#### [What you should do]
Return every line from the listing where the word "true" occurs.
>>>
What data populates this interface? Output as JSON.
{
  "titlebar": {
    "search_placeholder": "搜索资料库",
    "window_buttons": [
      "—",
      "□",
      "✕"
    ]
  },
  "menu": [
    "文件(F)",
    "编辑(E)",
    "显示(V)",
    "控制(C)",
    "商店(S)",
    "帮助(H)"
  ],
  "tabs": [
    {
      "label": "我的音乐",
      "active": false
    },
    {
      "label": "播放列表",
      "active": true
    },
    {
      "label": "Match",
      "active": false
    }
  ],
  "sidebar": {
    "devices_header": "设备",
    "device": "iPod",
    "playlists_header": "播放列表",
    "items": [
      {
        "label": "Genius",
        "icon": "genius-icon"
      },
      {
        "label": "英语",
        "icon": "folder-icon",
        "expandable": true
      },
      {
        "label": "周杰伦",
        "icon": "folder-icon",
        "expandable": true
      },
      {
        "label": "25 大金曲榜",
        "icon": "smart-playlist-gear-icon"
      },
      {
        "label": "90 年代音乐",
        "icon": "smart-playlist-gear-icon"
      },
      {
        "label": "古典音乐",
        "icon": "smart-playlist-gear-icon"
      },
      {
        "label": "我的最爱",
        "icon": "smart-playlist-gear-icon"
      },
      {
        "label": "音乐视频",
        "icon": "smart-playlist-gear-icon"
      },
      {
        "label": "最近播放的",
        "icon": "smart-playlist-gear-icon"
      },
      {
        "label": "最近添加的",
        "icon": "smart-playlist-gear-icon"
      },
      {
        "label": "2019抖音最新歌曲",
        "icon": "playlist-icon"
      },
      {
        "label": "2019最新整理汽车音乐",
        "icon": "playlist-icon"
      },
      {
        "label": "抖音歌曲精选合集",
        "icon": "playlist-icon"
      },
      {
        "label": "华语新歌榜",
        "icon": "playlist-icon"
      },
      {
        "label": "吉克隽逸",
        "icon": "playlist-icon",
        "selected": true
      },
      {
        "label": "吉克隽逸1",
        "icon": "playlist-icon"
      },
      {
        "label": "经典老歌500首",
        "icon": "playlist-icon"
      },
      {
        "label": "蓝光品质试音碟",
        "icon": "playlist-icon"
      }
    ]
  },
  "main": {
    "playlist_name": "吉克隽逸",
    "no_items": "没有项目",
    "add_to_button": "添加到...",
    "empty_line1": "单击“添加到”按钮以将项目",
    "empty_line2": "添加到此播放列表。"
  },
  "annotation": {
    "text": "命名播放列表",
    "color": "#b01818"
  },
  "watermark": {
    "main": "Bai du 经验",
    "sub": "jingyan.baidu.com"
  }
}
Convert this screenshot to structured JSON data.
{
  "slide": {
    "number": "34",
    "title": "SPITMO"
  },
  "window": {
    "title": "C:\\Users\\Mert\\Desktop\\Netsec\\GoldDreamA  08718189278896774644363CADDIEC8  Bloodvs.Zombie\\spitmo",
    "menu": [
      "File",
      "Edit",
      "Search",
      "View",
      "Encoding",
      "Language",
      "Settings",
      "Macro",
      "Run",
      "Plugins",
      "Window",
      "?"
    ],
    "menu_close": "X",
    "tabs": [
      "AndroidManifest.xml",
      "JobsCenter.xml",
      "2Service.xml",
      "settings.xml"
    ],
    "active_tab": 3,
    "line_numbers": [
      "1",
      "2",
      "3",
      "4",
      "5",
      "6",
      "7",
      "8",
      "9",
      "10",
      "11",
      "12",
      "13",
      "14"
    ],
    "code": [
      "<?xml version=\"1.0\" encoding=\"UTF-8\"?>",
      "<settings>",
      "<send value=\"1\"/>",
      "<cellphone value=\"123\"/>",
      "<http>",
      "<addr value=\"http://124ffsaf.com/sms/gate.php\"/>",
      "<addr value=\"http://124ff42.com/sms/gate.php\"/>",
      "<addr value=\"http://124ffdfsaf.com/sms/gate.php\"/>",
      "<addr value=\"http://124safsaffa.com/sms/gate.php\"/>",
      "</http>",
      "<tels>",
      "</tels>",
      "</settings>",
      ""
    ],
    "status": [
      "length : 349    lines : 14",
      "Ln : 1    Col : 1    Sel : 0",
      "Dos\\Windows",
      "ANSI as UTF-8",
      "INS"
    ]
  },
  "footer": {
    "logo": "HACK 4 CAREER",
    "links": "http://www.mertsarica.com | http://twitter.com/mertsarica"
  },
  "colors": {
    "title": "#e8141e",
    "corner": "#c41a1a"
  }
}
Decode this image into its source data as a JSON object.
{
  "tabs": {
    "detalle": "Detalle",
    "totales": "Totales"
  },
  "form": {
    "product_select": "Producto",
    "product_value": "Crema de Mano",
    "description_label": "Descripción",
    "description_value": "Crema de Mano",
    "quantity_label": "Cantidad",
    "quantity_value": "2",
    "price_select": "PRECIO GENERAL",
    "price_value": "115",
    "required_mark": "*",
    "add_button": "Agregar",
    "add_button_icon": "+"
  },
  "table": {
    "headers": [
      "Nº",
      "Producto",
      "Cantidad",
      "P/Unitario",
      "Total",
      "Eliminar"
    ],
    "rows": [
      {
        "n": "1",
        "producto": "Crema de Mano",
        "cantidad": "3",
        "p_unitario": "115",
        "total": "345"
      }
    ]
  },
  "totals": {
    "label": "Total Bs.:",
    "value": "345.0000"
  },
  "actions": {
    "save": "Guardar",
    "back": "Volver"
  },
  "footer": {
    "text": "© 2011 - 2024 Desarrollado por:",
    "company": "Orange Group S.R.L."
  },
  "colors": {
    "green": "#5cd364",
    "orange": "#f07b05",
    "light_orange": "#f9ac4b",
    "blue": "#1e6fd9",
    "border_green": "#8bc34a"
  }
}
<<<
#### [Answer]
      "active": true
        "expandable": true
        "expandable": true
        "selected": true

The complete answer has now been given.